:: MATERIAL PROVIDED ::

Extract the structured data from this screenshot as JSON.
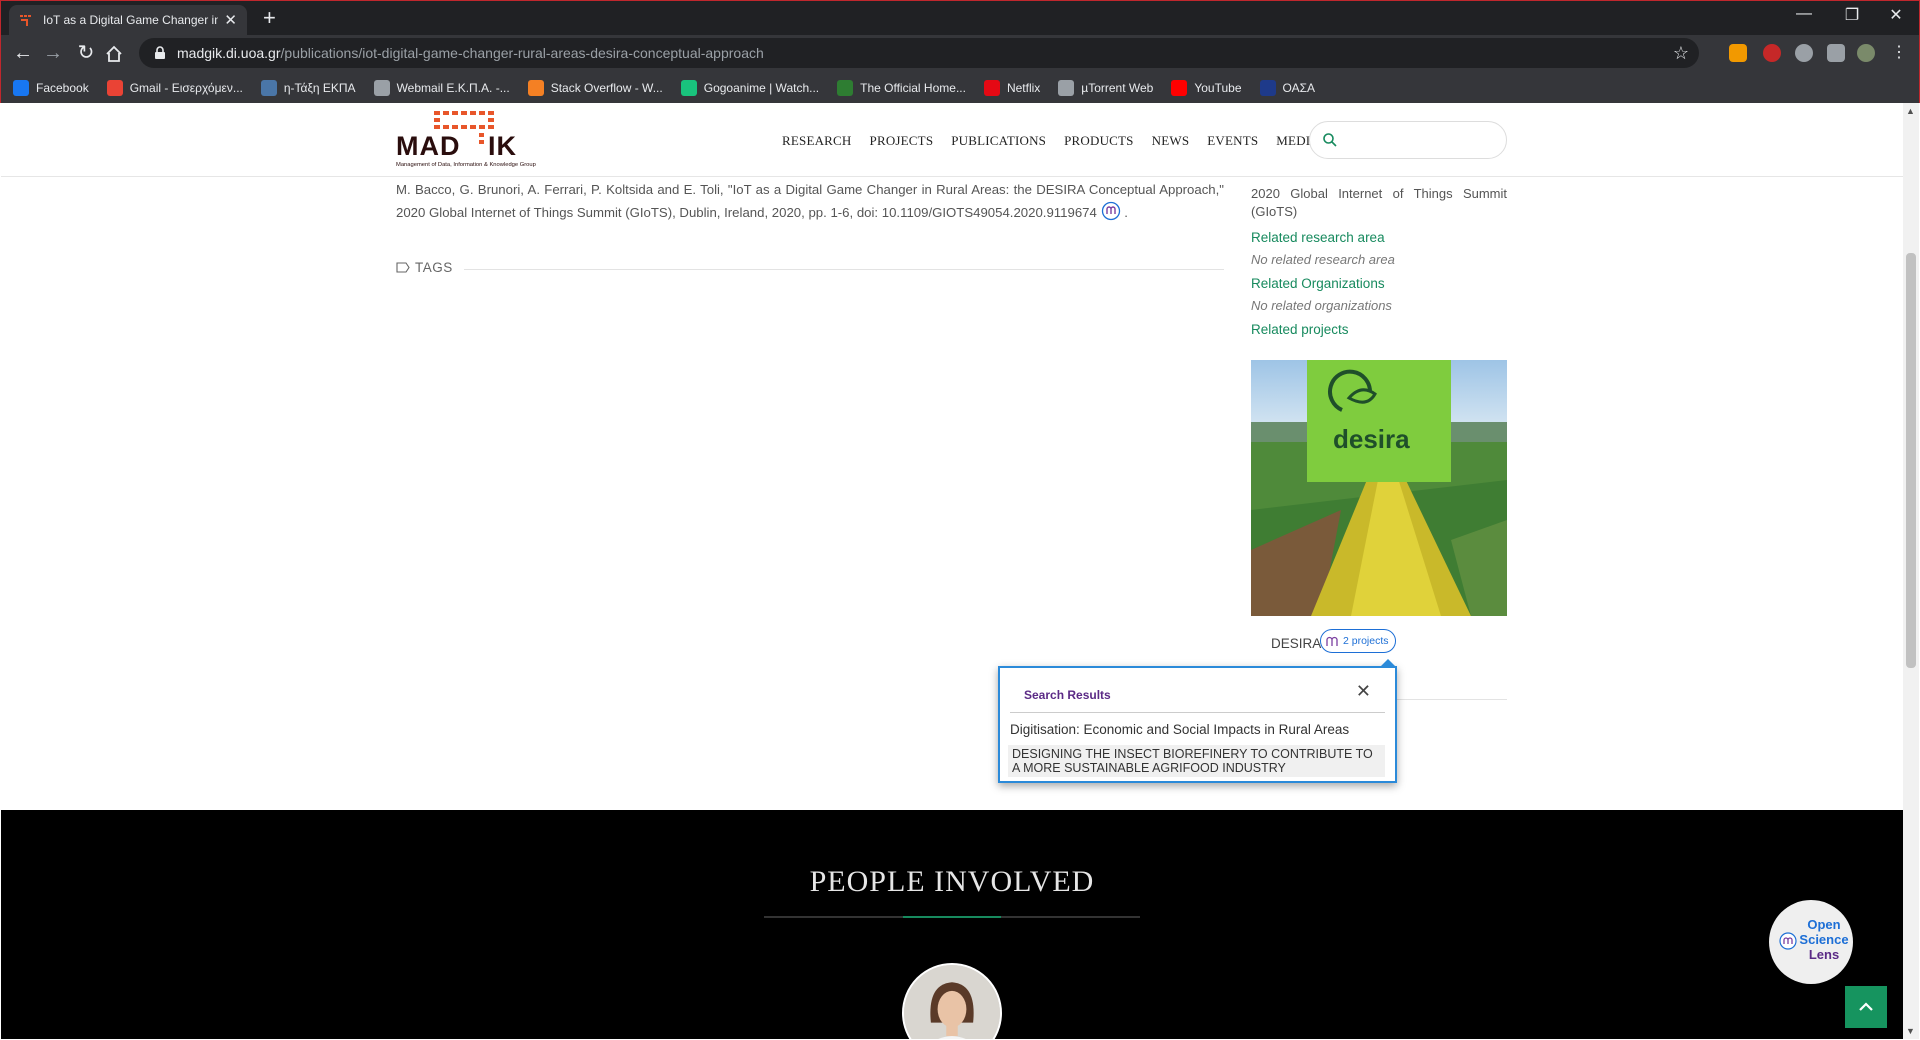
{
  "browser": {
    "tab_title": "IoT as a Digital Game Changer in",
    "tab_close": "✕",
    "new_tab": "+",
    "window_controls": [
      "—",
      "❐",
      "✕"
    ],
    "url_host": "madgik.di.uoa.gr",
    "url_path": "/publications/iot-digital-game-changer-rural-areas-desira-conceptual-approach",
    "bookmarks": [
      {
        "label": "Facebook",
        "color": "#1877f2"
      },
      {
        "label": "Gmail - Εισερχόμεν...",
        "color": "#ea4335"
      },
      {
        "label": "η-Τάξη ΕΚΠΑ",
        "color": "#4a76a8"
      },
      {
        "label": "Webmail Ε.Κ.Π.Α. -...",
        "color": "#9aa0a6"
      },
      {
        "label": "Stack Overflow - W...",
        "color": "#f48024"
      },
      {
        "label": "Gogoanime | Watch...",
        "color": "#19c37d"
      },
      {
        "label": "The Official Home...",
        "color": "#2e7d32"
      },
      {
        "label": "Netflix",
        "color": "#e50914"
      },
      {
        "label": "µTorrent Web",
        "color": "#9aa0a6"
      },
      {
        "label": "YouTube",
        "color": "#ff0000"
      },
      {
        "label": "ΟΑΣΑ",
        "color": "#1e3a8a"
      }
    ]
  },
  "site": {
    "logo_text": "MAD IK",
    "logo_tagline": "Management of Data, Information & Knowledge Group",
    "nav": [
      "RESEARCH",
      "PROJECTS",
      "PUBLICATIONS",
      "PRODUCTS",
      "NEWS",
      "EVENTS",
      "MEDIA"
    ],
    "search_placeholder": ""
  },
  "publication": {
    "citation": "M. Bacco, G. Brunori, A. Ferrari, P. Koltsida and E. Toli, \"IoT as a Digital Game Changer in Rural Areas: the DESIRA Conceptual Approach,\" 2020 Global Internet of Things Summit (GIoTS), Dublin, Ireland, 2020, pp. 1-6, doi: 10.1109/GIOTS49054.2020.9119674",
    "citation_end": ".",
    "tags_label": "TAGS"
  },
  "sidebar": {
    "venue": "2020 Global Internet of Things Summit (GIoTS)",
    "related_research_heading": "Related research area",
    "related_research_value": "No related research area",
    "related_orgs_heading": "Related Organizations",
    "related_orgs_value": "No related organizations",
    "related_projects_heading": "Related projects",
    "project_logo_text": "desira",
    "project_name": "DESIRA",
    "project_badge": "2 projects"
  },
  "popup": {
    "title": "Search Results",
    "close": "✕",
    "results": [
      "Digitisation: Economic and Social Impacts in Rural Areas",
      "DESIGNING THE INSECT BIOREFINERY TO CONTRIBUTE TO A MORE SUSTAINABLE AGRIFOOD INDUSTRY"
    ]
  },
  "people": {
    "title": "PEOPLE INVOLVED"
  },
  "widgets": {
    "osl_line1": "Open",
    "osl_line2": "Science",
    "osl_line3": "Lens"
  },
  "colors": {
    "accent_green": "#178a5e",
    "badge_blue": "#1d6fd6",
    "popup_purple": "#5b2a86",
    "logo_orange": "#e8562a"
  }
}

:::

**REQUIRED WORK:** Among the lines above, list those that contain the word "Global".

**WRITTEN RESPONSE:**
    "citation": "M. Bacco, G. Brunori, A. Ferrari, P. Koltsida and E. Toli, \"IoT as a Digital Game Changer in Rural Areas: the DESIRA Conceptual Approach,\" 2020 Global Internet of Things Summit (GIoTS), Dublin, Ireland, 2020, pp. 1-6, doi: 10.1109/GIOTS49054.2020.9119674",
    "venue": "2020 Global Internet of Things Summit (GIoTS)",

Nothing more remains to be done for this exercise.